Smith Farm Supply carries Purina Wind & Rain Mineral with Fly Control for Cattle in tubs and bag feed. We carry three-compartment ground mineral feeders that can hold up to 250 lbs. Other products we carry that are great to use with fly control: back rubs, dust bags, fly control ear tags. We also carry products that can help with external parasite control: UltraSaber, Eprinex, etc.
Stop by your local Smith Farm Supply store and pick up all your fly control for cattle products.
Did you know that just a few adult flies can quickly populate to 4,000 flies or more per animal?
Pesky horn flies can become prolific in spring. However, early-season planning can help keep fly populations under control all season long.
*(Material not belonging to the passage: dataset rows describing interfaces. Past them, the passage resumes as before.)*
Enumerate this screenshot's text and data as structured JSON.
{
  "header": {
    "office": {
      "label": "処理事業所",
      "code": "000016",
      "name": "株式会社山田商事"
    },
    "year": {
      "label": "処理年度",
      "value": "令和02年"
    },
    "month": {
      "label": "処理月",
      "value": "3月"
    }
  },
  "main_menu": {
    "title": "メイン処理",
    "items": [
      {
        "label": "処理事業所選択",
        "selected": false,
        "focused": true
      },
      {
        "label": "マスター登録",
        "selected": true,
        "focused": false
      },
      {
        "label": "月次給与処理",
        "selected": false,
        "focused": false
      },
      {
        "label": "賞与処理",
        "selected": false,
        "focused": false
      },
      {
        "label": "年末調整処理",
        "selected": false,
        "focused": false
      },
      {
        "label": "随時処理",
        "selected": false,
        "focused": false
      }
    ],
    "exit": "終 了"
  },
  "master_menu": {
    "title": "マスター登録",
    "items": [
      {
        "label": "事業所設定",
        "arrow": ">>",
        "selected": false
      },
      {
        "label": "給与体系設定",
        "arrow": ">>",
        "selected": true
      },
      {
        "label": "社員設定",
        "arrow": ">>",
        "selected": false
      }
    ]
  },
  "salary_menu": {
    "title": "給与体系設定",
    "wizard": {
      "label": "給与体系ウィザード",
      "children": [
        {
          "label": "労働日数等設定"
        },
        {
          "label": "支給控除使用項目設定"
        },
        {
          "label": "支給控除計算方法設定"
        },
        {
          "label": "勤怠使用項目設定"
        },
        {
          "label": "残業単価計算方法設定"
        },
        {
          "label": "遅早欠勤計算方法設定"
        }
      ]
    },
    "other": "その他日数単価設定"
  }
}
Here are four steps to help you beat the horn fly buzz:
1. Consider a feed-through fly control
One way to effectively combat horn flies is to use a feed-through fly control, that can be found in select cattle minerals. Cattle need both fly control and mineral, so delivering the two in one package can be a convenient option. Additionally, a feed-through form doesn’t require extra cattle handling or hassle beyond regular mineral feeder maintenance.
Once a cow consumes fly control mineral, it functions through the manure the cow excretes. Insect growth regulator (IGR) passes through the cow and into the manure where horn flies lay their eggs. IGR breaks the horn fly life cycle in the manure by preventing pupae from developing into biting adult flies. Watch to see how the process works.
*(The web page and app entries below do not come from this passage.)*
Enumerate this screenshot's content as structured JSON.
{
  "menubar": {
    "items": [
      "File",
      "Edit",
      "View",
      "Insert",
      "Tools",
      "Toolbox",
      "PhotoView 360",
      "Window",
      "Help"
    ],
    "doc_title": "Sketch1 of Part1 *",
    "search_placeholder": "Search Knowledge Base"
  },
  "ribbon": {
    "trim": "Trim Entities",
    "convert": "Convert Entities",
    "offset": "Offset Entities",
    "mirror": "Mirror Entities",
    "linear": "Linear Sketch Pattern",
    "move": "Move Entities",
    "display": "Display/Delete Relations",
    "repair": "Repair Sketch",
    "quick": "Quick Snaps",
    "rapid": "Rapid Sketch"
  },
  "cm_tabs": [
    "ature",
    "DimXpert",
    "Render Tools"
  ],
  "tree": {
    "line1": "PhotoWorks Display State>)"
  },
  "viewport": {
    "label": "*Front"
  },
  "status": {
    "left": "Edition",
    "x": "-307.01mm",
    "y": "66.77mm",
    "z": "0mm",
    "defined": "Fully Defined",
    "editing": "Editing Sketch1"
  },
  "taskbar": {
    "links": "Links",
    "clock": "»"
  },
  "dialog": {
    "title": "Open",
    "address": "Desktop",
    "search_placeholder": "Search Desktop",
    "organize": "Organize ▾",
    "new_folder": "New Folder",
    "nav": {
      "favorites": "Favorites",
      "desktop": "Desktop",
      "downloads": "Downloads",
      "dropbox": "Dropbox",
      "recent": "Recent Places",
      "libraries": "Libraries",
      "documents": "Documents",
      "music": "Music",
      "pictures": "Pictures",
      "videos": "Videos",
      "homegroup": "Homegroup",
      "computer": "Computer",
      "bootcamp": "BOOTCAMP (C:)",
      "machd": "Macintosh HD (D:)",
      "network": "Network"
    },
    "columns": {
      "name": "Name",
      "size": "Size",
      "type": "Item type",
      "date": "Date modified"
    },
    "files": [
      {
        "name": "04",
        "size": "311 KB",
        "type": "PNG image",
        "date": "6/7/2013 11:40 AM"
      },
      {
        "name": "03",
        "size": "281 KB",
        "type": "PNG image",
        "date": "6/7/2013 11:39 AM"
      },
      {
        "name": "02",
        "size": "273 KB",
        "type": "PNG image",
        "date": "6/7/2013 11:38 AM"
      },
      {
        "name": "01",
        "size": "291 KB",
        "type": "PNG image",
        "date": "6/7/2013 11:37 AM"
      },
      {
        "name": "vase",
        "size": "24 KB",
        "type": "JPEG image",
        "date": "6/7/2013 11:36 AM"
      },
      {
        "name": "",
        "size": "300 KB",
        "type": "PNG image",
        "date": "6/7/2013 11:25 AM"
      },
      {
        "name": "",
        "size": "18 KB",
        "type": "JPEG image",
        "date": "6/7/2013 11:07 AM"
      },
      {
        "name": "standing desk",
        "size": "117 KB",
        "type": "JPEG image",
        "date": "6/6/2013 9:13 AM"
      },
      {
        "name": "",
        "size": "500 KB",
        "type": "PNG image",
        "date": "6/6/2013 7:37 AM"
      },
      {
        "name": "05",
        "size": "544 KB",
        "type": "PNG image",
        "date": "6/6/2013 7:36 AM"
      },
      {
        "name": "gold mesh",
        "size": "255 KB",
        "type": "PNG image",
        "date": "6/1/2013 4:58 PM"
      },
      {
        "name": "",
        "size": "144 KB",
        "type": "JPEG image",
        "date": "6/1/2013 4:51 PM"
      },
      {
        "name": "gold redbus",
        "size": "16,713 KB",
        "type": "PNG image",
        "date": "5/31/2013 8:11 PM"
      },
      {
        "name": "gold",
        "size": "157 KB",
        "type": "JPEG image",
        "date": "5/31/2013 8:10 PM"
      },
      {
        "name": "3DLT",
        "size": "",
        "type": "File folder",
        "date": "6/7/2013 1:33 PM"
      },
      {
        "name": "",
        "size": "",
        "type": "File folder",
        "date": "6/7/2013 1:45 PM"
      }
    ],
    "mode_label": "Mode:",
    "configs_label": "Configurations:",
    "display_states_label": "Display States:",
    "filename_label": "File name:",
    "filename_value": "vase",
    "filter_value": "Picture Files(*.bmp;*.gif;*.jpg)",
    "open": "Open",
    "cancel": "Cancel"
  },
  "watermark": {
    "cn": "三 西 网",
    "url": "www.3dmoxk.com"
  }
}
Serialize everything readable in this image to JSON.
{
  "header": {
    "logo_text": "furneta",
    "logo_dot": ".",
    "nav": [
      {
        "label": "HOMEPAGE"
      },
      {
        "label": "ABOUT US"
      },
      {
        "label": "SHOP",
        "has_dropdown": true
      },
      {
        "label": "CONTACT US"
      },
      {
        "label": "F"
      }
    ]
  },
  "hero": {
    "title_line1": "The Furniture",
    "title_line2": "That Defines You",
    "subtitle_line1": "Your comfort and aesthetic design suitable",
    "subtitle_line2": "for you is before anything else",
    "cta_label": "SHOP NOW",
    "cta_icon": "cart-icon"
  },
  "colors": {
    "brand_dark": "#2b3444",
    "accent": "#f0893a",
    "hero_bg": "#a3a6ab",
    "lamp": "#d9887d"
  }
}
A well-balanced cattle fly control mineral can help ensure consistent intake, and in turn, consistent fly control in manure piles.
2. Follow the 30/30 rule
Feed fly control mineral 30 days before the last frost in the spring and 30 days after the first frost in the fall. This rule of thumb ensures cows have access to fly control mineral before horn flies appear in early spring and provides coverage through summer and fall.
Feeding fly control mineral for 30 days after the first frost in fall is critical to help prevent horn flies from overwintering in the pupal stage, which can jump-start adult populations in the spring. If fly control mineral is not provided during this timeframe and temperatures bounce back after the first frost, you may be allowing additional fly generations to develop.
3. Manage your fly control mineral
Fly control mineral can only work if cattle are consuming it. Make sure you’re providing a quality mineral that is consumed at targeted intake levels. It is also critical that you monitor cattle mineral feeders on a regular basis. An empty feeder or feeders that are set and forgotten will not provide the same results as a well-managed mineral feeder.
Use one feeder for every 15 to 20 animals, and place the feeders near watering holes or loafing areas. Monitor consumption and adjust the number of feeders or feeder locations as necessary to encourage or reduce consumption. Cows should be consuming 4 ounces of mineral per day to get consistent fly control in manure piles.
4. Plan for the long haul
Watch for organophosphates and pyrethroids, which are active ingredients used in many horn fly control products. These ingredients are known to cause resistant flies. A feed-through ingredient, like (S)-methoprene, copies the horn fly’s own biochemical properties and has no known resistance issues. As a result, you can use fly control mineral as a long-term solution, versus having to switch products each year.
Fly control mineral can also provide benefits that last the full length of fly season compared to other cattle fly control product options that need reapplication. Ear tags, animal sprays, and pour-ons require additional cattle handling and often multiple rounds of handling to cover the full fly season.
No matter which fly control method you use, make sure you have a plan in place well before flies emerge. Waiting until flies are present can impact cattle performance and productivity.
Aside from fly control, keep these cattle mineral supplement considerations in mind to help your cattle achieve greatness.
Source: Purina Mills